188. To see the advantage of this interpretation, consider once again the case of homosexuality. Under the traditional understanding of Carolene Products, the fact that many homosexuals are closeted (or out to some people but not to others) creates a significant problem. Homosexuals could be understood either as discrete and insular (to the extent that they are out) or as anonymous and diffuse (to the extent that they remain partly or completely closeted). See Nan D. Hunter, Life After Hardwick, 27 Harv. C.R.-C.L. L. Rev. 531, 548 (1992); Kenji Yoshino, Suspect Symbols: The Literary Argument for Heightened Scrutiny for Gays, 96 Colum. L. Rev. 1753, 1809-10 (1996).
This problem does not occur under my interpretation of insularity. Because insularity refers to the social meaning of homosexuality, homosexuals are insular whether or not they are closeted. To identify themselves as homosexual is to invite distancing, separation, and stigmatization. To fail to identify as homosexual requires them to pass as heterosexual, or, at the least, not to call attention to their homosexuality.
Homosexuals can live and work alongside heterosexuals, but often only by hiding their homosexuality. For example, in the Hurley case, the Irish-American organizers of the St. Patrick’s Day parade were willing to allow homosexuals to march in the parade as long as they did not identify themselves as such. See Hurley v. Irish-American Gay, Lesbian & Bisexual Group, 115 S. Ct. 2338, 2347 (1995). If they insisted on identifying themselves, they would have to be excluded. Similarly, under the military’s “don’t-ask-don’t-tell” policy, homosexuals may serve in the military as long their sexual orientation is not revealed. Once it is revealed, they must be excluded from military service. This is social separation achieved through other means. The same argument applies to all groups who have the possibility of passing as members of superordinate groups, including light-skinned blacks.

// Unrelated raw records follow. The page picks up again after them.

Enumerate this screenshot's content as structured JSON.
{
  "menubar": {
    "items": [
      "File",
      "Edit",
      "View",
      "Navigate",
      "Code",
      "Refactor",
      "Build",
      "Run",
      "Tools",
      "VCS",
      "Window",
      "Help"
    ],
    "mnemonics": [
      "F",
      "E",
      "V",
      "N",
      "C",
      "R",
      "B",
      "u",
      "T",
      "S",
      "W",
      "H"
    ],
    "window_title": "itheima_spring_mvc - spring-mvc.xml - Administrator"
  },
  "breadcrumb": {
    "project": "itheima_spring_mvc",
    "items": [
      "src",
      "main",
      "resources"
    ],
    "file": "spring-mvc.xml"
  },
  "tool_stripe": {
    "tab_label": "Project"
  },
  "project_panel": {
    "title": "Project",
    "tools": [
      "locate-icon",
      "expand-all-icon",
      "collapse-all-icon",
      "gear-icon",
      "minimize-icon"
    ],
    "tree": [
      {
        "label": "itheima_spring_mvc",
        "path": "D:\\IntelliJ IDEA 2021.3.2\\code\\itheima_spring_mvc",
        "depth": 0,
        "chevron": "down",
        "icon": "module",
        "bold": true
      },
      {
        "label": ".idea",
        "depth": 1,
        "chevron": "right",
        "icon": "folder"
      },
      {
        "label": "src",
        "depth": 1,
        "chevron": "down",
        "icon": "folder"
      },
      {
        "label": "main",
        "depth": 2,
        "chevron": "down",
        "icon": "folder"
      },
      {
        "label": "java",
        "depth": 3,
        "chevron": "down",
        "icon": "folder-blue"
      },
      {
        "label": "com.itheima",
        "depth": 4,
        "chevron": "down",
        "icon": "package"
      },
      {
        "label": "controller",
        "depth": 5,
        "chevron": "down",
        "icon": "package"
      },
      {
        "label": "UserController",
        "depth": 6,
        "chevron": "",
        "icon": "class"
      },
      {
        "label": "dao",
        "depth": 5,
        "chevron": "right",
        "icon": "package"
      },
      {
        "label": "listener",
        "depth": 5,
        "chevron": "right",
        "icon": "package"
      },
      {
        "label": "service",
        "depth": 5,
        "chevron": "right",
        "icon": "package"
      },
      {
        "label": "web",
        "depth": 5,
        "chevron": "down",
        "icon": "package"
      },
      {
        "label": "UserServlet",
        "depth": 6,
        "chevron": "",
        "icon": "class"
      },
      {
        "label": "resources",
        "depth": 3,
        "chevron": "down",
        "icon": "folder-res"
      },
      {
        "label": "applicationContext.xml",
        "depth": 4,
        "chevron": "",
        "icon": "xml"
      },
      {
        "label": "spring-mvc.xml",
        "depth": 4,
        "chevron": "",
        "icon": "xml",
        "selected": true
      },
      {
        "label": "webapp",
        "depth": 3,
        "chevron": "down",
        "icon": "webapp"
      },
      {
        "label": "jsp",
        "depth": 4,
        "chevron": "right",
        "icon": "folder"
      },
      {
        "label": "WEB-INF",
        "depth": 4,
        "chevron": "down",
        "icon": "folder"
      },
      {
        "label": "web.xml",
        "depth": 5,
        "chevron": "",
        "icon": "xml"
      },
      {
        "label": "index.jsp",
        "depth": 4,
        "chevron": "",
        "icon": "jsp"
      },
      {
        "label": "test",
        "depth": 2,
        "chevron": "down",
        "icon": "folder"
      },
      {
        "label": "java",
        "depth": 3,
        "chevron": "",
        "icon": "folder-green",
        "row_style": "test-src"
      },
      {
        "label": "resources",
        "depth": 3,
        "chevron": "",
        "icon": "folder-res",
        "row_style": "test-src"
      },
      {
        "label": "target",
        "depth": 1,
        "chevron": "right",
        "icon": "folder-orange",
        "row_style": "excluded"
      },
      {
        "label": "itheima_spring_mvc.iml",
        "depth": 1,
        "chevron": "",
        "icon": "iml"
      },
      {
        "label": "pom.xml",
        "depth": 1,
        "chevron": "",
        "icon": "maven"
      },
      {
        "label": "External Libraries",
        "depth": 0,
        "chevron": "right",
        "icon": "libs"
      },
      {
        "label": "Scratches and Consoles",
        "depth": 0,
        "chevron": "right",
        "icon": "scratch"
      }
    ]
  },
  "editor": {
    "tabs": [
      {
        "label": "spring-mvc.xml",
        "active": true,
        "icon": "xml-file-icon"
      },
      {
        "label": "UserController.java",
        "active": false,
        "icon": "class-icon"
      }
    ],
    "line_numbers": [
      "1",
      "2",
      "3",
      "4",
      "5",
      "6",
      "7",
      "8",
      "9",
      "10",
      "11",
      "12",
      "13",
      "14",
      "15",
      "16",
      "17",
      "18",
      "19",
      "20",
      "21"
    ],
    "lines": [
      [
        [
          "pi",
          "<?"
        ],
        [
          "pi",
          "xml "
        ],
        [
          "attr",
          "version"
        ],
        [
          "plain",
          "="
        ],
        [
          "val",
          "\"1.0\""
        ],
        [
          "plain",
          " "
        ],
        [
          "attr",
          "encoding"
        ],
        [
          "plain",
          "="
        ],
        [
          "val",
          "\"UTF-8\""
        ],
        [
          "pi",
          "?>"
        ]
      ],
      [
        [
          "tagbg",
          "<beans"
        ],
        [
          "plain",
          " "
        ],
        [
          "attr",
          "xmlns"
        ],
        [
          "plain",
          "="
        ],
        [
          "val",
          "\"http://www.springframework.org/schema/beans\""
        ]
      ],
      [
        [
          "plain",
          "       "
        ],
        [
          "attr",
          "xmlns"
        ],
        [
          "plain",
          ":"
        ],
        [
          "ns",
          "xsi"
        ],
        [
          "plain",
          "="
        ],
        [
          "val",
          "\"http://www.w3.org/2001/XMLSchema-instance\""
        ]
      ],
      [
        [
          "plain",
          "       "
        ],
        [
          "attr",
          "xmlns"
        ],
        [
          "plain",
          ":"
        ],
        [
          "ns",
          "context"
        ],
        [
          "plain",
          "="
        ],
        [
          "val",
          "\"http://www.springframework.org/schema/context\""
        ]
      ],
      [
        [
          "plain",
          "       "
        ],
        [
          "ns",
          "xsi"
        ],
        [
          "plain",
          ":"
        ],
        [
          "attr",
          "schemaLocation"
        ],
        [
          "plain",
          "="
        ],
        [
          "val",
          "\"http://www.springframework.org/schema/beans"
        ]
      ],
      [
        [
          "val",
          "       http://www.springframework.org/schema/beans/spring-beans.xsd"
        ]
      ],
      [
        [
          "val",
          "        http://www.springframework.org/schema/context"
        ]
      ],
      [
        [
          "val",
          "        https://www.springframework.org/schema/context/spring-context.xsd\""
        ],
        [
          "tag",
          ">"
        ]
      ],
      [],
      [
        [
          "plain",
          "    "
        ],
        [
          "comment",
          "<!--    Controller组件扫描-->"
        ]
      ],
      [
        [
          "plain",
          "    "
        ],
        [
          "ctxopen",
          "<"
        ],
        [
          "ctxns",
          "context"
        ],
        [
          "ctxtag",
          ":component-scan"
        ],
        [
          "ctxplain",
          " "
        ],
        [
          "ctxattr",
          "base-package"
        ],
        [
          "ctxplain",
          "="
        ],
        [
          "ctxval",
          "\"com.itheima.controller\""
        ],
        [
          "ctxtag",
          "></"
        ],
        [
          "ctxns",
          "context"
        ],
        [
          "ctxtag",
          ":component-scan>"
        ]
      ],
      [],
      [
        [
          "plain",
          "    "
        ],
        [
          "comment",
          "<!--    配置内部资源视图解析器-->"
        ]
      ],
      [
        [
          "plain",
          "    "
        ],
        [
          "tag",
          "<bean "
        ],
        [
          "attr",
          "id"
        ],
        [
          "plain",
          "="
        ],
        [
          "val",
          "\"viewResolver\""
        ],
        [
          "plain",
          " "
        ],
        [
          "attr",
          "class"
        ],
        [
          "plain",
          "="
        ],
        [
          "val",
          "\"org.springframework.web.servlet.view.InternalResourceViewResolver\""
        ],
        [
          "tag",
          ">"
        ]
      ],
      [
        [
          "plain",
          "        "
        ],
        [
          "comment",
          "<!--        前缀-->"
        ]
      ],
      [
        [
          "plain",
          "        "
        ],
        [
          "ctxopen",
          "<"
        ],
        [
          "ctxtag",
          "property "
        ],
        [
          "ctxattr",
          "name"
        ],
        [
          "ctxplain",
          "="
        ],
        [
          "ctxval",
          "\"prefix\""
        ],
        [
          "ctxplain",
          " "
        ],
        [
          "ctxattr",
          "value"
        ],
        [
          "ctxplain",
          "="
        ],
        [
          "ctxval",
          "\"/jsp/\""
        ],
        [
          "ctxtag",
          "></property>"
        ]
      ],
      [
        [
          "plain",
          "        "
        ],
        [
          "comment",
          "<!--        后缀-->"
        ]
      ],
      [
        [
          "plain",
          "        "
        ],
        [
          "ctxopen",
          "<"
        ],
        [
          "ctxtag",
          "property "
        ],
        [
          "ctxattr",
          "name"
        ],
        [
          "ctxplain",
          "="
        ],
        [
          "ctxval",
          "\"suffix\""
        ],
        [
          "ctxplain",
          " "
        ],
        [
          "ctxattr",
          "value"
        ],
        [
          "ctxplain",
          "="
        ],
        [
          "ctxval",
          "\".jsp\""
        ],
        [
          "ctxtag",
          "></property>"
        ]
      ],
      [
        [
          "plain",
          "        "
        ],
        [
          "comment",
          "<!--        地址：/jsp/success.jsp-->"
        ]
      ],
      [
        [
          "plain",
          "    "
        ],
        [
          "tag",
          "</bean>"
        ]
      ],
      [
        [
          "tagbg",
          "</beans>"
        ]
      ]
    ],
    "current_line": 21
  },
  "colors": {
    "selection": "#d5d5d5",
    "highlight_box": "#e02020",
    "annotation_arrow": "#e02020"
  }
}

192. See William N. Eskridge, Jr., A Jurisprudence of “Coming Out”: Religion, Homosexuality, and Collisions of Liberty and Equality in American Public Law, 106 Yale L.J. __ (1997); Robert P. George, Public Reason and Political Conflict: Abortion and Homosexuality, 106 Yale L.J. __ (1997).